“Romance is thinking about your significant other, when you are supposed to be thinking about something else.”
An emotional attraction to another person is usually associated with romantic love. There are few way to express that: for some people it can be a bunch of roses, for others a weekend break in a mountain cabin. But there are some people for whom it’s not just an act saved up for special occasions, it’s a way of life, a never-ending journey, and they are forever trying to buy a ticket to your heart.
So here they are – the world’s most romantic people.
Europe’s most convincing Casanovas, the Spanish, are often overlooked in favor of the French and the Italians. They shouldn’t be.
Sure, the ongoing popularity of the mullet hairstyle and its hideous near cousin, the rat-tail, counts against the Iberians, but they are more than willing to showcase plenty of charm-positive attributes to offset these follicular sins.
With a lineage heavily drawn from both Italy and Spain, it’s no wonder many Argentines consider themselves superior to both when it comes to wooing the opposite sex.
More than any other Latin American nation, the country has traditionally looked to Europe for cultural inspiration; the fire and passion, not to mention the propensity for dramatics, associated with its two main foreign influences are very much evident.
The perfect expression of Argentine romanticism can be found in the tango -– arguably the world’s most sensuous dance -– but is detectable in everything from the heady red wines to the sublime football skills of stars such as Diego Maradona and Lionel Messi.
The word “romance” originally meant from or about Rome, which means that, by default, just about anything Italian is considered romantic.

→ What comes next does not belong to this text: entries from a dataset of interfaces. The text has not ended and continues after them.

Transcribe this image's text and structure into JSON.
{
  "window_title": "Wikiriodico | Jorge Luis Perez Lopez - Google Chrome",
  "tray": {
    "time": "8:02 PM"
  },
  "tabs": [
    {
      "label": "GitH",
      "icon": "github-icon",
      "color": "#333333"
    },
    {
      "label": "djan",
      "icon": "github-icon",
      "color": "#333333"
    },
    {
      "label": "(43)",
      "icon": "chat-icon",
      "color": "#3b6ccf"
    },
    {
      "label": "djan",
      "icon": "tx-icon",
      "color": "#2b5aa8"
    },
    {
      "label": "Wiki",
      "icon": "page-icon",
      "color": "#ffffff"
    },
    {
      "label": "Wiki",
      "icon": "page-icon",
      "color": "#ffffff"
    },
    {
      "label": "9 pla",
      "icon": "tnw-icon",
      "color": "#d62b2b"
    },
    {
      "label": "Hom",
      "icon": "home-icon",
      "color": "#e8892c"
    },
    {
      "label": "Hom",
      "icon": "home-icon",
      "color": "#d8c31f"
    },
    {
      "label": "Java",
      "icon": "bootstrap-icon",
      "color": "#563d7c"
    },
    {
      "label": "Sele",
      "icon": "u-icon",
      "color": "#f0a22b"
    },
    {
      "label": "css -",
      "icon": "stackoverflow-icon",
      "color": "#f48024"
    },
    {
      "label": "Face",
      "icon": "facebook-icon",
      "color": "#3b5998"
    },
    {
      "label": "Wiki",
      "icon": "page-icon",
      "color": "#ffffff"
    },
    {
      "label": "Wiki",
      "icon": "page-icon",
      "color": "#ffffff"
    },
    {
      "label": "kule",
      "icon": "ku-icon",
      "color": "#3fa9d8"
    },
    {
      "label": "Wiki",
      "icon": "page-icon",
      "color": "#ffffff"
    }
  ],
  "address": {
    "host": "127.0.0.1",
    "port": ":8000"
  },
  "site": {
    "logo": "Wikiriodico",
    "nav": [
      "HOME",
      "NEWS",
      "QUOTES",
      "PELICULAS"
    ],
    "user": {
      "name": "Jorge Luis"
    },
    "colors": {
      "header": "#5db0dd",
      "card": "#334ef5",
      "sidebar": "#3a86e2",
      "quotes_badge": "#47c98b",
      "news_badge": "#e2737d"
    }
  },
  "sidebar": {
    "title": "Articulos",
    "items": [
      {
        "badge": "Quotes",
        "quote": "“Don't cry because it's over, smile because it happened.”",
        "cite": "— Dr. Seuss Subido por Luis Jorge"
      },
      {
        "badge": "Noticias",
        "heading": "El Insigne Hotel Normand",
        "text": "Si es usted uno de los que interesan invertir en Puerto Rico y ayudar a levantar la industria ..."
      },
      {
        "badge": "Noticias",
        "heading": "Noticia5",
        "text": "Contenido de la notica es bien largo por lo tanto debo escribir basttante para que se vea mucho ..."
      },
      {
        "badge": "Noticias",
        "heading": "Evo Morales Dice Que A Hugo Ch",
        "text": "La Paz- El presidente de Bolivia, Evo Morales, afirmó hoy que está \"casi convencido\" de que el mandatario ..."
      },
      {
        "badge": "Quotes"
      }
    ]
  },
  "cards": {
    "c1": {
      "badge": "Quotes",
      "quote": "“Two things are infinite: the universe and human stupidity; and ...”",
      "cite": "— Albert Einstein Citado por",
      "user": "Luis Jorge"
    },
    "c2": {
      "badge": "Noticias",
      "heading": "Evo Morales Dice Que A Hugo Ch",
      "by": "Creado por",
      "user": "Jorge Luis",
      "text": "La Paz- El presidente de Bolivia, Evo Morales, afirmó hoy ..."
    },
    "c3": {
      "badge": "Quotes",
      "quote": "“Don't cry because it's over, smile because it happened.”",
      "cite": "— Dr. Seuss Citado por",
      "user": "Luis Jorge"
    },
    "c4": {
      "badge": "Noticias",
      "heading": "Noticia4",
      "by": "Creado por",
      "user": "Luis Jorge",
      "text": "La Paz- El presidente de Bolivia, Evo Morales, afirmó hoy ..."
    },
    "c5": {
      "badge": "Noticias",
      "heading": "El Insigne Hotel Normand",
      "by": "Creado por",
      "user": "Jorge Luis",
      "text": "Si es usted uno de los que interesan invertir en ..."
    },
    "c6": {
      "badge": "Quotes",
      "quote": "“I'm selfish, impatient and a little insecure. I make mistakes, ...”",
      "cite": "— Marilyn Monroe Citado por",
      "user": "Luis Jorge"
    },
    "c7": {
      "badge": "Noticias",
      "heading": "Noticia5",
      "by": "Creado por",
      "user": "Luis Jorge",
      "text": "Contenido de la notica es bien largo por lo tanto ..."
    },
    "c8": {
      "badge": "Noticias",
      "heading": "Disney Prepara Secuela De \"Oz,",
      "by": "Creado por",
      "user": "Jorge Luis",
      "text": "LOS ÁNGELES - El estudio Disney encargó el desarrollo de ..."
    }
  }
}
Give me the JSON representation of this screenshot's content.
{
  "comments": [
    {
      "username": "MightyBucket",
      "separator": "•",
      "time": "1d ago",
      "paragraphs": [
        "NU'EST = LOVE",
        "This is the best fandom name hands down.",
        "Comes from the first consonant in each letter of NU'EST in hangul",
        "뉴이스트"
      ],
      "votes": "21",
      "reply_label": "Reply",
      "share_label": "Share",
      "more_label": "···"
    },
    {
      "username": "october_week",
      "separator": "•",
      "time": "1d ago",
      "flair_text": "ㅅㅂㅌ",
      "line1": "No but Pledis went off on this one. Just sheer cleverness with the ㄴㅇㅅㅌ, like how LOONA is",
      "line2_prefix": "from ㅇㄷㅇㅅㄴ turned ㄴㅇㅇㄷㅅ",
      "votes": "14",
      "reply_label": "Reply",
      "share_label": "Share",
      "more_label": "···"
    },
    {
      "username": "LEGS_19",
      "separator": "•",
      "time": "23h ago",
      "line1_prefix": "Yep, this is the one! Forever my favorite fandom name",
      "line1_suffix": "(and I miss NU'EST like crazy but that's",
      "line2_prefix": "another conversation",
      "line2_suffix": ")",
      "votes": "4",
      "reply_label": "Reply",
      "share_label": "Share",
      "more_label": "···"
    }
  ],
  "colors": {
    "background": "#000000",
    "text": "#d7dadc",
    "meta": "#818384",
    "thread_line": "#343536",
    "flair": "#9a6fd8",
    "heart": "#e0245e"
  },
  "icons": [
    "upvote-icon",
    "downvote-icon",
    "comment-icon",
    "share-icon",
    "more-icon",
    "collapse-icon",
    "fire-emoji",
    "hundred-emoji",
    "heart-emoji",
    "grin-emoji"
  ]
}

Notwithstanding Tuscan blood cake and prices in Milan — two obvious turn-offs — you’d be hard-pressed to resist the evocative landscapes, the rich history and the vowelgasmic accent.
It’s a predictable cliché but just like American brashness and Australian beer worship, the French fluency in “la langue de l’amour” is not just a myth.
The combination of a seductive capital city, a history drenched in heroism and a laissez-faire vocal brogue makes resisting a Frenchman’s pass even less likely than the chance he won’t try it on.
Throw in their appreciation for life’s fine things and you can occasionally even find yourself declaring their physical shortcomings (see Serge Gainsbourg, Gérard Depardieu) and fiery temper as “endearing.”
Take a measure of caipirinha-fueled debauchery and balance it with a shot of saudade –- a word that roughly translates into English as a deep emotional state of nostalgic longing -– and you are on the way to understanding Brazil’s romantic appeal.
The Brazilians are not shy about sex; witness the ass shaking that goes on at carnival (and much of the rest of the time) and the many themed love motels catering to lusty couples.
But, as anyone who has watched the nation’s football team, caught a samba band or watched the stars above Corcovado in Rio knows, there’s as much emphasis on sensuality as there is on straight-up rumpo.
They are different from the rest of the Arab world and they know it. Blessed with olive skin, soulful dark eyes and smoldering looks (not to mention a penchant by some for surgical enhancement), the Lebanese make full use of their physical attributes.
Combine this with Beirut, the region’s most liberal capital with a ton of slick nightspots, and you have the ingredients for a host of sexy, but classy, encounters.
Look past the Crocs, morbid obesity and Lycra-clad wrestlers and you’ll find that the United States practically invented the modern lovelorn teenager.
American innovations such as drive-in cinemas, mass production of the automobile and the nurturing of musical genres from jazz to house added frisson to courtship rituals that had till then been the domain of only those who could recite Shakespeare or dance ballroom.
At its heart, the American dream is fueled by an aching tenderness.
The Swedes’ egalitarian approach to romancing offers hope to folk without sultry Latin looks or silver-tongued repartee.
Famed for his well-scrubbed appearance, the secret weapon of the Swedish male is not his golden mane or perfect teeth but his willingness to do his thing with a duster. A recent study of 12 countries by Oxford University economist Almudena Sevilla-Sanz found that Swedish males’ enlightened attitudes toward gender roles make them the best potential husbands in the developed world.
When slushy novel publisher Mills & Boon ran a poll to find the world’s most romantic nationalities in 2009, the inclusion of the Irish in the top three came as a surprise to some -– not least to the Irish themselves.
Self-deprecation and not self-aggrandizement is generally the way they do things in the Emerald Isle. But it’s exactly that “Oh I didn’t mean to charm you, but I guess I did” smile that wins them a spot here.
Look past the often harsh-sounding language and the fact he picked you up on his dad’s scooter and you’ll find a nation as romantic as any.
Here, however, the meaning of amour is skewed depending on your gender. While the guys lay the syrup on thick in the form of love poems, drippy texts and gifts of giant teddy bears, a good proportion of them have as many love interests as they have SIM cards to keep them compartmentalized.